Consisting of more than 400 units that extend across all 50 states and covering more than 84 million acres, America’s national park system is much beloved, with more than 280 million visitors each year. But as America prepares to celebrate the 100th anniversary of the National Park Service, in 2016, many of our parks are facing serious issues that may detract from, rather than enhance, the visitor experience, including overcrowding, lack of resources, and invasive species.
On March 27 and 28, the Wallace Stegner Center’s 19th Annual Symposium, National Parks: Past, Present, and Future will examine the problems facing America’s national parks and explore possible solutions. The multi-disciplinary symposium, to be held at the Salt Lake City Library, will present a slate of speakers and panelists focusing on the history, current state and possible future of America’s National Parks.
Professor Robert Keiter, Director of the Stegner Center, said, “National parks may be America’s best idea, but our parks are regularly beset by challenges ranging from visitation pressures and funding shortfalls to climate change and nearby development proposals. The symposium will address these and other challenges, which will ultimately determine the future shape and size of this remarkable system.”
Speakers and panel presenters include Gary Machlis, National Park Service, addressing “Science, Resource Stewardship, and the Parks”; Audrey Peterman, Earthwise Productions, Inc, speaking on “The Diversity Challenge: Bringing New Visitors to the Parks”; Patricia Gude, Headwaters Economics, discussing “Commerce, Community Welfare, and the Parks”; and Mark Fiege, Colorado State University, speaking on “National Parks and the Course of Modern American History.”
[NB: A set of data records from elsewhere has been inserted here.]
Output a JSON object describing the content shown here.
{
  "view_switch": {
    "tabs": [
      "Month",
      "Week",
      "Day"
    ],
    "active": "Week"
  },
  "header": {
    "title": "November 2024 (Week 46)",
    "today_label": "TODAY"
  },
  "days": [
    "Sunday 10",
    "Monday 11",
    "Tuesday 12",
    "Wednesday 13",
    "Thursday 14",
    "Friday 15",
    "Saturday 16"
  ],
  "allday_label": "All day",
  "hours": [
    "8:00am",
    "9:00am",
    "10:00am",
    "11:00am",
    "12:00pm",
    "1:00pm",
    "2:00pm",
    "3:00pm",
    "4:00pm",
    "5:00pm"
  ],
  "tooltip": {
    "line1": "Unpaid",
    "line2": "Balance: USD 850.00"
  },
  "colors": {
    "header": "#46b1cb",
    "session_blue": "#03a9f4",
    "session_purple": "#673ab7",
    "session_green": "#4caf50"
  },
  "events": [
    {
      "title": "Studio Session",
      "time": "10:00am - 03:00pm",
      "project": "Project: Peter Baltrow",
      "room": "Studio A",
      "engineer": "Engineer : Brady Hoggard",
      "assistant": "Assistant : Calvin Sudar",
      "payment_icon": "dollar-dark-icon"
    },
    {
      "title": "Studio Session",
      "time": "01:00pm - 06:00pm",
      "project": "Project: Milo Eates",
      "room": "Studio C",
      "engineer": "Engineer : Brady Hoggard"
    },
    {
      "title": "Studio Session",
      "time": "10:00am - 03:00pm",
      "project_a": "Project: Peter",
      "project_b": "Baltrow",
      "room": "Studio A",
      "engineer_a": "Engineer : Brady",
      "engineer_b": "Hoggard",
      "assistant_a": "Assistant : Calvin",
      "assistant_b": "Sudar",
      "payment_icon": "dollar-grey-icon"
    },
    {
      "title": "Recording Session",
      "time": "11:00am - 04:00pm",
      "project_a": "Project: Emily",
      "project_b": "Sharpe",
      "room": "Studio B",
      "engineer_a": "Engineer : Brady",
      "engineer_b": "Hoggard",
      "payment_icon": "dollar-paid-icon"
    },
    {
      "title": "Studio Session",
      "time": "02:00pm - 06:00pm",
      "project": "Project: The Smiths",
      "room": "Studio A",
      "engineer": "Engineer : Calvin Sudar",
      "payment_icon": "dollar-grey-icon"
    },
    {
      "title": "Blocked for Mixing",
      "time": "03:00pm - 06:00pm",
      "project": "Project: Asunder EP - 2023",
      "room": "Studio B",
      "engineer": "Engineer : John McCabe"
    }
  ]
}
On Thursday, March 27 from 4:45 to 5:30 p.m., Jonathan Jarvis, Director of the National Park Service, will deliver the keynote address, “The National Park Service at 100: Stewardship for a New Century.” Managing the National Park Service on the eve of its 2016 centennial, Jarvis has focused on several key areas that are critical for the future: enhancing stewardship of the places entrusted to the National Park Service’s care; maximizing the educational potential of parks and programs; engaging new generations and audiences; and ensuring the welfare and fulfillment of National Park Service employees.
The Symposium will be preceded on Wednesday, March 26 by the Wallace Stegner Lecture, which will be held at 12:15 p.m. in the Sutherland Moot Courtroom on the College of Law campus. Writer, historian and conservationist Paul Schullery, the author, coauthor or editor of more than 40 books, will discuss “Past and Future Yellowstones: Finding our Way in Wonderland.”
Symposium attendance requires registration and payment. For more information on the19th Annual Stegner Symposium, click here or call 801-585-3440. The Wallace Stegner Lecture is free and open to the public, with no registration required, and provides one hour of free CLE.
Principal funding for the Stegner Symposium is provided by the R. Harold Burton Foundation and the Cultural Visions Fund. Sponsors include the S.J. and Jessie E. Quinney Foundation, the ABA Section of Environment, Energy and Resources; the Nature Conservancy in Utah; and the Natural Resources Law Forum.